Effective Feb. 1, 2014 – 30 years to the day he took office – David Stern will officially retire as commissioner of the National Basketball Association leaving current Deputy Commissioner Adam Silver as his successor.
The announcement was made at the NBA Board of Governors meeting on Wednesday and was announced by Stern via a press conference. Coming not as a shocking surprise, Stern’s decision to step away from basketball has been hinted for several years, including aggressive requests by fans and media members alike for unpopular decisions (i.e. the Chris Paul to the Lakers thing that wasn’t). Of his decision, Stern reflected, “I don’t know what else to say other than to recite what I told the owners yesterday in executive session. I told them that it’s been a great run, it will continue for another 15 months, that the league is in, I think, terrific condition.”
For the most part, he’s right. Much can be said about the flopping mandate, the age limit rule, the most worthless lockout maybe ever, the technical foul holy war in recent years and the aggregating of multiple superstars on only a handful of teams. All remain legitimate concerns in a myriad of ways, but the negatives fail to outweigh what he’s brought to the game both financially and culturally. He’s been the driving force in spreading the league’s influence far behind American borders, opening doors with fruitful relations as far west as China. And before Stern, the league wasn’t exactly the greatest marketed business venture in the world.
Following Feb. 1, 1984, the NBA – thanks in part to Stern deciding to market the budding rivalry between Magic Johnson and Larry Bird along with arrival of Michael Jordan and a host of other good fortunes – began to explode and shed the stereotype of it being overran by athletic Black guys who just so happened to tickle their fancy in booger sugar (coke). And from there, the NBA and its popularity never looked back.

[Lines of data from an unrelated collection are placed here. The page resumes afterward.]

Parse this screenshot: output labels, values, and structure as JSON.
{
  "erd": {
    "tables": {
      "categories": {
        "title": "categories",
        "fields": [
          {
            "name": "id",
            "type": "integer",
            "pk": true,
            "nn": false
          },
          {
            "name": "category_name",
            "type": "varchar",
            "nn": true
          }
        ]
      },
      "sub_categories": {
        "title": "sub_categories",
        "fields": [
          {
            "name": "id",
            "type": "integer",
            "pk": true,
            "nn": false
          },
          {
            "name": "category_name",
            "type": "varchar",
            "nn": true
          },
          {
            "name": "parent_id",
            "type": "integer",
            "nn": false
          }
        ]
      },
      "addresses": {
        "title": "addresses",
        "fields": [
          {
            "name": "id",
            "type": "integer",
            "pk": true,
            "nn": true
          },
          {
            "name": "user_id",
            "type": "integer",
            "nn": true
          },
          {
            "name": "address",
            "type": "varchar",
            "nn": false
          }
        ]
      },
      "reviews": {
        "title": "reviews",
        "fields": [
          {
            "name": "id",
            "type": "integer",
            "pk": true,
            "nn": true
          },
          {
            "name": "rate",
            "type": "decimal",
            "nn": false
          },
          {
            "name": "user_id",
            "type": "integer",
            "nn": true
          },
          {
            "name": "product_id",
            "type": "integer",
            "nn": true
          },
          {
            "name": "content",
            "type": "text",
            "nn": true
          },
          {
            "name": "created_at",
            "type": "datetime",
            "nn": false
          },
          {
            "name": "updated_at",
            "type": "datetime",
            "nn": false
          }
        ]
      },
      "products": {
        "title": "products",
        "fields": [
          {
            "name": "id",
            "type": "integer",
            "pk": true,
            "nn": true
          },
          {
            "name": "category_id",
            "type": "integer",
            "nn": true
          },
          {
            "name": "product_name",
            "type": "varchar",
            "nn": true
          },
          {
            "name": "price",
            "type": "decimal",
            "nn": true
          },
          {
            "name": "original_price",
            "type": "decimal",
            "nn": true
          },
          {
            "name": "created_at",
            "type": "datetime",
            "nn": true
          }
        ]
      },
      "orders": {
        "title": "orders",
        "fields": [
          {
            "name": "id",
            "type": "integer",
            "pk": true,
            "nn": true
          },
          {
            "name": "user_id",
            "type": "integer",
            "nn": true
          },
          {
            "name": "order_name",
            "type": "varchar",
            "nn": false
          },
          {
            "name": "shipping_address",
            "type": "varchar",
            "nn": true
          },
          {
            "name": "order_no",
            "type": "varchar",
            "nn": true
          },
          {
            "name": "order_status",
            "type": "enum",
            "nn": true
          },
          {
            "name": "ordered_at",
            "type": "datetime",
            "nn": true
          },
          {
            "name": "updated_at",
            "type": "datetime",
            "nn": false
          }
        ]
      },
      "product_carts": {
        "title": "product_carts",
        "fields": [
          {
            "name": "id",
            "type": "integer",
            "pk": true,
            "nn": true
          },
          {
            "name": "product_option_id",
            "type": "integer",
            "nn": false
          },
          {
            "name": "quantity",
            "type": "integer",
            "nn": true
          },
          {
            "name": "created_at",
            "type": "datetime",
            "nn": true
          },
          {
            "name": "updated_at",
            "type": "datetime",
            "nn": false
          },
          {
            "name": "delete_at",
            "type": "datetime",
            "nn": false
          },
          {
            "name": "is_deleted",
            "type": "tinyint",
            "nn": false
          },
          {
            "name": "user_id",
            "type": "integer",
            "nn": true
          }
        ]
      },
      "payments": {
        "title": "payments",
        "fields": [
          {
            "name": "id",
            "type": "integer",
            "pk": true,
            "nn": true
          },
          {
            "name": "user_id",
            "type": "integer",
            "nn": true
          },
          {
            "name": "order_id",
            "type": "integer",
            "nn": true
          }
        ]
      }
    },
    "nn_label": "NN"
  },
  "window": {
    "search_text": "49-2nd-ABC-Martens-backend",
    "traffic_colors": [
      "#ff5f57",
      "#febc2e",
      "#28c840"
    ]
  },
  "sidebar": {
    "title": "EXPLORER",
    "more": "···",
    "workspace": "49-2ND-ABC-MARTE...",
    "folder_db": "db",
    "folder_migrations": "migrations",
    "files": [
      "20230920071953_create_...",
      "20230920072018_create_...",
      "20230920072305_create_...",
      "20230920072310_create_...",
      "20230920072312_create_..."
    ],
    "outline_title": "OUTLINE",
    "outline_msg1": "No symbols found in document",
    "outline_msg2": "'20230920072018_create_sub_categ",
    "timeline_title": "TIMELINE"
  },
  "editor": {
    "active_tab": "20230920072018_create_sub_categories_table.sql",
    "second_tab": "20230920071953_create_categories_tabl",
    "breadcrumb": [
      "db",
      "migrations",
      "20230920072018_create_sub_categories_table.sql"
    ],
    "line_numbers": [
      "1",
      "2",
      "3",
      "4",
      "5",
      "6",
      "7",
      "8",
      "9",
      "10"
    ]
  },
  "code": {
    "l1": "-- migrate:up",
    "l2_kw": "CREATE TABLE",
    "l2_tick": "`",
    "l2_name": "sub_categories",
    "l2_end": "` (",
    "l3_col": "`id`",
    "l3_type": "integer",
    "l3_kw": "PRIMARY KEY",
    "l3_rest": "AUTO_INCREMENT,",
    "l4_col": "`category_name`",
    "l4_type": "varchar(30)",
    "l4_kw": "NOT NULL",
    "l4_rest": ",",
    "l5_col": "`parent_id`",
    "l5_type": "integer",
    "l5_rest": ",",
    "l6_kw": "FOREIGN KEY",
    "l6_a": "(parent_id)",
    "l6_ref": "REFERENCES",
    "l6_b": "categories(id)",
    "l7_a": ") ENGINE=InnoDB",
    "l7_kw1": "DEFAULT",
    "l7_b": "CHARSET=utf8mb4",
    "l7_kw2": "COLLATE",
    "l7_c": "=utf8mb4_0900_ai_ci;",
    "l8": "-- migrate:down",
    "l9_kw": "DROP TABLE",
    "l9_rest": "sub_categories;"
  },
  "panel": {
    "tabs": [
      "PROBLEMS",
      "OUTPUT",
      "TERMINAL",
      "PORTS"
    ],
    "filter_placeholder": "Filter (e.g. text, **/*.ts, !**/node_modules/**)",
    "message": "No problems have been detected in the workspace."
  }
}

Stern’s ability to market personalities has made pop culture icons, thus in turn resulting in billions of dollars of revenue. The arrival of lucrative TV contracts for the NBA fell under his regime. And never underestimate Stern leaves Silver with influx of freakishly awesome talent since the ’80s and possibly the most anticipated draft class in recent memory.
So, sure, ridicule and call Stern whatever name in the book because there’s a good chance he deserves it. There’s also a good chance he’d laugh it off anyway. But when done handing out shade, cap it off with at least an ounce of respect. Positions of power never came with 100% approval rates anyway.